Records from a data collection
※ ※ ※
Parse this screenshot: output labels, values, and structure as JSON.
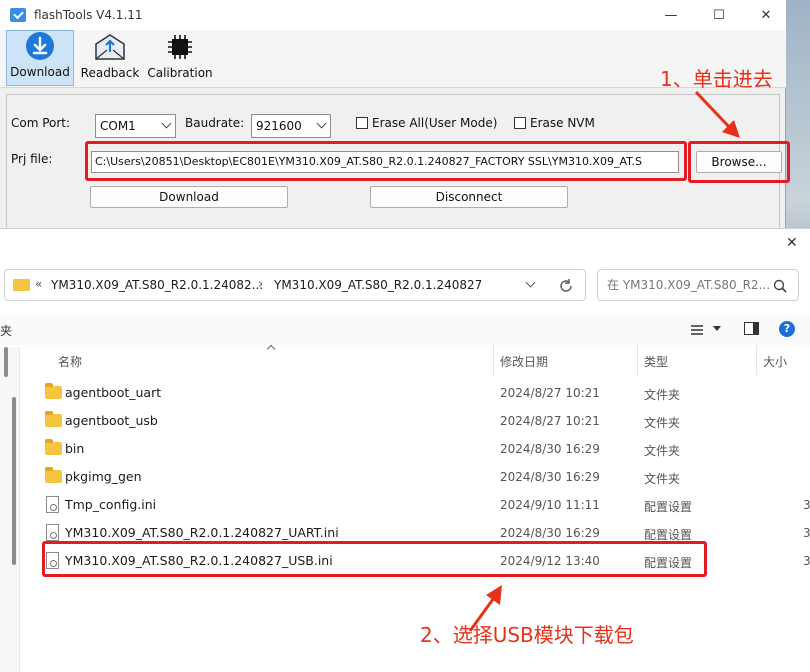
{
  "flashtools": {
    "title": "flashTools V4.1.11",
    "controls": {
      "minimize": "—",
      "maximize": "☐",
      "close": "✕"
    },
    "toolbar": [
      {
        "label": "Download",
        "icon": "download-icon",
        "active": true
      },
      {
        "label": "Readback",
        "icon": "readback-envelope-icon",
        "active": false
      },
      {
        "label": "Calibration",
        "icon": "chip-icon",
        "active": false
      }
    ],
    "form": {
      "com_port_label": "Com Port:",
      "com_port_value": "COM1",
      "baudrate_label": "Baudrate:",
      "baudrate_value": "921600",
      "erase_all_label": "Erase All(User Mode)",
      "erase_nvm_label": "Erase NVM",
      "prj_file_label": "Prj file:",
      "prj_file_value": "C:\\Users\\20851\\Desktop\\EC801E\\YM310.X09_AT.S80_R2.0.1.240827_FACTORY   SSL\\YM310.X09_AT.S",
      "browse_label": "Browse...",
      "download_label": "Download",
      "disconnect_label": "Disconnect"
    }
  },
  "annotations": {
    "step1": "1、单击进去",
    "step2": "2、选择USB模块下载包",
    "accent": "#e31b23"
  },
  "dialog": {
    "close": "✕",
    "breadcrumb": {
      "overflow": "«",
      "parent": "YM310.X09_AT.S80_R2.0.1.24082...",
      "separator": "›",
      "current": "YM310.X09_AT.S80_R2.0.1.240827"
    },
    "search_placeholder": "在 YM310.X09_AT.S80_R2...",
    "left_pane_label": "夹",
    "columns": {
      "name": "名称",
      "date": "修改日期",
      "type": "类型",
      "size": "大小"
    },
    "files": [
      {
        "name": "agentboot_uart",
        "date": "2024/8/27 10:21",
        "type": "文件夹",
        "size": "",
        "kind": "folder"
      },
      {
        "name": "agentboot_usb",
        "date": "2024/8/27 10:21",
        "type": "文件夹",
        "size": "",
        "kind": "folder"
      },
      {
        "name": "bin",
        "date": "2024/8/30 16:29",
        "type": "文件夹",
        "size": "",
        "kind": "folder"
      },
      {
        "name": "pkgimg_gen",
        "date": "2024/8/30 16:29",
        "type": "文件夹",
        "size": "",
        "kind": "folder"
      },
      {
        "name": "Tmp_config.ini",
        "date": "2024/9/10 11:11",
        "type": "配置设置",
        "size": "3",
        "kind": "ini"
      },
      {
        "name": "YM310.X09_AT.S80_R2.0.1.240827_UART.ini",
        "date": "2024/8/30 16:29",
        "type": "配置设置",
        "size": "3",
        "kind": "ini"
      },
      {
        "name": "YM310.X09_AT.S80_R2.0.1.240827_USB.ini",
        "date": "2024/9/12 13:40",
        "type": "配置设置",
        "size": "3",
        "kind": "ini"
      }
    ]
  }
}
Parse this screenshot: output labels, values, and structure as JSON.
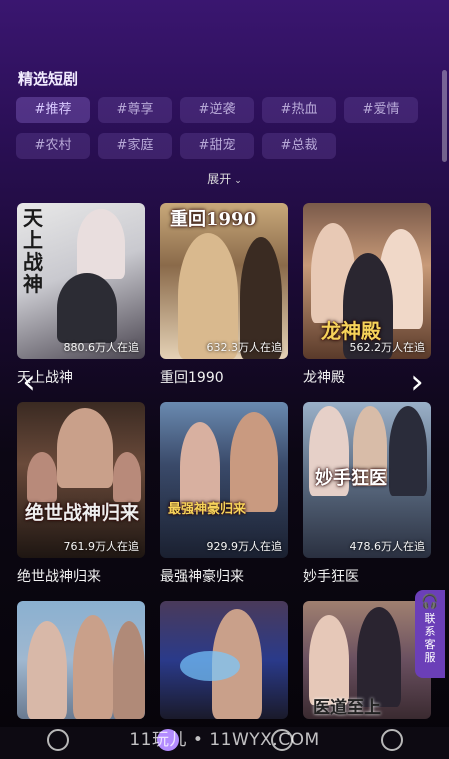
{
  "section": {
    "title": "精选短剧"
  },
  "tags": [
    "#推荐",
    "#尊享",
    "#逆袭",
    "#热血",
    "#爱情",
    "#农村",
    "#家庭",
    "#甜宠",
    "#总裁"
  ],
  "expand": {
    "label": "展开"
  },
  "cards": [
    {
      "name": "天上战神",
      "viewers": "880.6万人在追",
      "poster_text": "天上战神"
    },
    {
      "name": "重回1990",
      "viewers": "632.3万人在追",
      "poster_text": "重回1990"
    },
    {
      "name": "龙神殿",
      "viewers": "562.2万人在追",
      "poster_text": "龙神殿"
    },
    {
      "name": "绝世战神归来",
      "viewers": "761.9万人在追",
      "poster_text": "绝世战神归来"
    },
    {
      "name": "最强神豪归来",
      "viewers": "929.9万人在追",
      "poster_text": "最强神豪归来"
    },
    {
      "name": "妙手狂医",
      "viewers": "478.6万人在追",
      "poster_text": "妙手狂医"
    },
    {
      "name": "",
      "viewers": "",
      "poster_text": ""
    },
    {
      "name": "",
      "viewers": "",
      "poster_text": ""
    },
    {
      "name": "",
      "viewers": "",
      "poster_text": "医道至上"
    }
  ],
  "nav": {
    "prev": "‹",
    "next": "›"
  },
  "service": {
    "label": "联系客服"
  },
  "watermark": "11玩儿 • 11WYX.COM",
  "colors": {
    "accent": "#b38cff",
    "tag_bg": "#3b2a5c",
    "title_gold": "#f6d35a"
  }
}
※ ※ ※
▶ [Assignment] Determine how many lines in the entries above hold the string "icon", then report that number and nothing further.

▶ [Completed exercise] 3